_Data under study_.
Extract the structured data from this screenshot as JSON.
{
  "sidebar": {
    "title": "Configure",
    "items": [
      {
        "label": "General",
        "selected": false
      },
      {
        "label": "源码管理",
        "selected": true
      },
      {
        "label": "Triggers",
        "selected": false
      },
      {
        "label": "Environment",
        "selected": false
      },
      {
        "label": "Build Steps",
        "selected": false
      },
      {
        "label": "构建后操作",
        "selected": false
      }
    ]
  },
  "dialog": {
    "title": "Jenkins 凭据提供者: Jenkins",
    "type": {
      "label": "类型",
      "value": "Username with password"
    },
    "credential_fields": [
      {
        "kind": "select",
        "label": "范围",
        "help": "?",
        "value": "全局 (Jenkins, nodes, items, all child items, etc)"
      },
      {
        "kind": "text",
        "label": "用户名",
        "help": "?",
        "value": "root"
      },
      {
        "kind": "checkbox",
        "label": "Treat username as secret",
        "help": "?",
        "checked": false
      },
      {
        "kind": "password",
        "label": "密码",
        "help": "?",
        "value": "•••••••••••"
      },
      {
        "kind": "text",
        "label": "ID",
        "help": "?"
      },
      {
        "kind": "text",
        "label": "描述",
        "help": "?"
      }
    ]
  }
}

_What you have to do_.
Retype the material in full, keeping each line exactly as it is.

_Answer_.
Extract the structured data from this screenshot as JSON.
{
  "sidebar": {
    "title": "Configure",
    "items": [
      {
        "label": "General",
        "selected": false
      },
      {
        "label": "源码管理",
        "selected": true
      },
      {
        "label": "Triggers",
        "selected": false
      },
      {
        "label": "Environment",
        "selected": false
      },
      {
        "label": "Build Steps",
        "selected": false
      },
      {
        "label": "构建后操作",
        "selected": false
      }
    ]
  },
  "dialog": {
    "title": "Jenkins 凭据提供者: Jenkins",
    "type": {
      "label": "类型",
      "value": "Username with password"
    },
    "credential_fields": [
      {
        "kind": "select",
        "label": "范围",
        "help": "?",
        "value": "全局 (Jenkins, nodes, items, all child items, etc)"
      },
      {
        "kind": "text",
        "label": "用户名",
        "help": "?",
        "value": "root"
      },
      {
        "kind": "checkbox",
        "label": "Treat username as secret",
        "help": "?",
        "checked": false
      },
      {
        "kind": "password",
        "label": "密码",
        "help": "?",
        "value": "•••••••••••"
      },
      {
        "kind": "text",
        "label": "ID",
        "help": "?"
      },
      {
        "kind": "text",
        "label": "描述",
        "help": "?"
      }
    ]
  }
}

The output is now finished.